Rest of measures to withstand Ukraine war effects including cap on rent increases to be extended beyond June
The Spanish government will cut the electricity VAT from 10% to 5% from the end of June.
Talking before lawmakers on Wednesday, prime minister Pedro Sánchez announced the measure as part of his cabinet's efforts to withstand the effects of Ukraine war.
One year ago, the Socialist-led executive already lowered the electricity VAT from 21% to 10% in order to counter the rising costs of energy, and the measure was maintained when a set of initiatives aimed at tackling the consequences of the conflict in Eastern Europe three months ago.
On Saturday this week, Sánchez's cabinet will hold an extraordinary meeting in order to extend the measures approved in late March and will add the further reduction of taxes for electricity.
The legislation that will temporarily continue in place includes a 2% cap on rent increases and a 20-cent discount per liter of fuel for all drivers.
"We will protect our country's families," Sánchez said to lawmakers, asking them to greenlight it when it gets to Congress within one month after its approval in the cabinet meeting. Once ministers approve it, it will come into force, but could be halted by MPs some weeks later if they reject it.
The PM made the announcement during his response to the Catalan pro-independence Esquerra MP Gabriel Rufián's speech, in which he warned the Socialists that the ongoing inflation may "destroy" any left-wing initiative and also Sánchez's government.
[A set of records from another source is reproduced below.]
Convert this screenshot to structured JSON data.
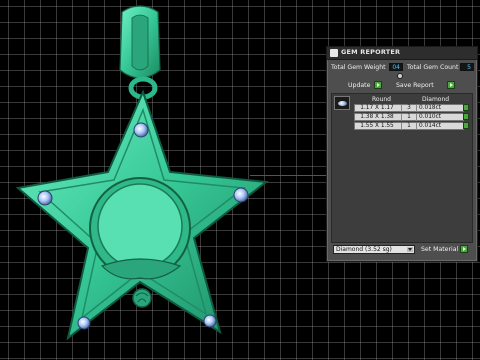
{
  "panel": {
    "title": "GEM REPORTER",
    "total_weight_label": "Total Gem Weight",
    "total_weight_value": "04",
    "total_count_label": "Total Gem Count",
    "total_count_value": "5",
    "update_label": "Update",
    "save_report_label": "Save Report",
    "table": {
      "headers": [
        "Round",
        "Diamond"
      ],
      "rows": [
        {
          "size": "1.17 X 1.17",
          "count": "3",
          "weight": "0.018ct"
        },
        {
          "size": "1.38 X 1.38",
          "count": "1",
          "weight": "0.010ct"
        },
        {
          "size": "1.55 X 1.55",
          "count": "1",
          "weight": "0.014ct"
        }
      ]
    },
    "material_select_value": "Diamond   (3.52 sg)",
    "set_material_label": "Set Material"
  },
  "colors": {
    "model_green": "#3fd3a3",
    "gem_blue": "#9fc0f0",
    "grid": "#8a8a8a",
    "accent_red": "#cc2222",
    "button_green": "#48a83a"
  }
}
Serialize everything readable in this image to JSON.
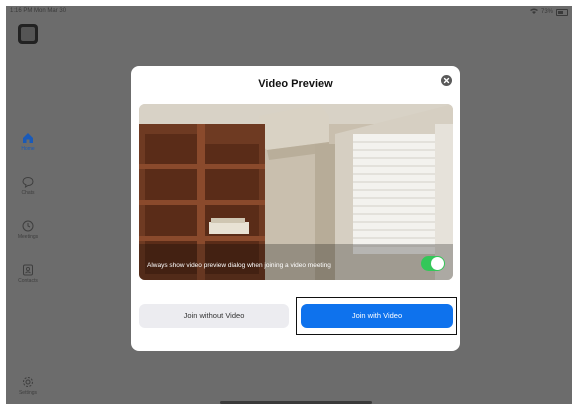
{
  "status_bar": {
    "time": "1:16 PM   Mon Mar 30",
    "battery": "73%"
  },
  "sidebar": {
    "items": [
      {
        "label": "Home",
        "icon": "home-icon"
      },
      {
        "label": "Chats",
        "icon": "chat-icon"
      },
      {
        "label": "Meetings",
        "icon": "clock-icon"
      },
      {
        "label": "Contacts",
        "icon": "contacts-icon"
      },
      {
        "label": "Settings",
        "icon": "gear-icon"
      }
    ]
  },
  "modal": {
    "title": "Video Preview",
    "caption": "Always show video preview dialog when joining a video meeting",
    "toggle_on": true,
    "join_without_video": "Join without Video",
    "join_with_video": "Join with Video"
  },
  "colors": {
    "accent": "#0e72ed",
    "toggle": "#34c759",
    "backdrop": "#6c6c6c"
  }
}
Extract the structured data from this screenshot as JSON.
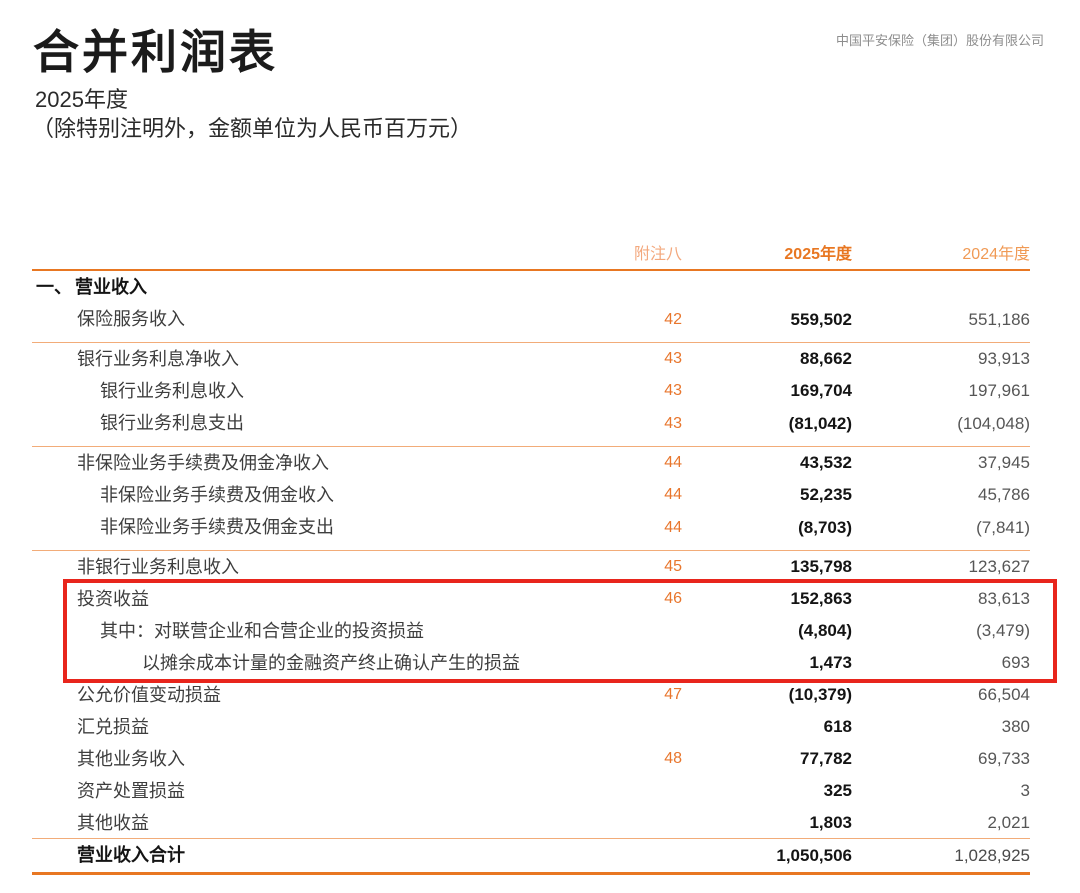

The Andalusian regional election took place on Sunday and the conservative People's Party clinched its first ever absolute majority, while the Socialists, which had ruled over the territory uninterruptedly between 1978 and 2019, got their worst result to date.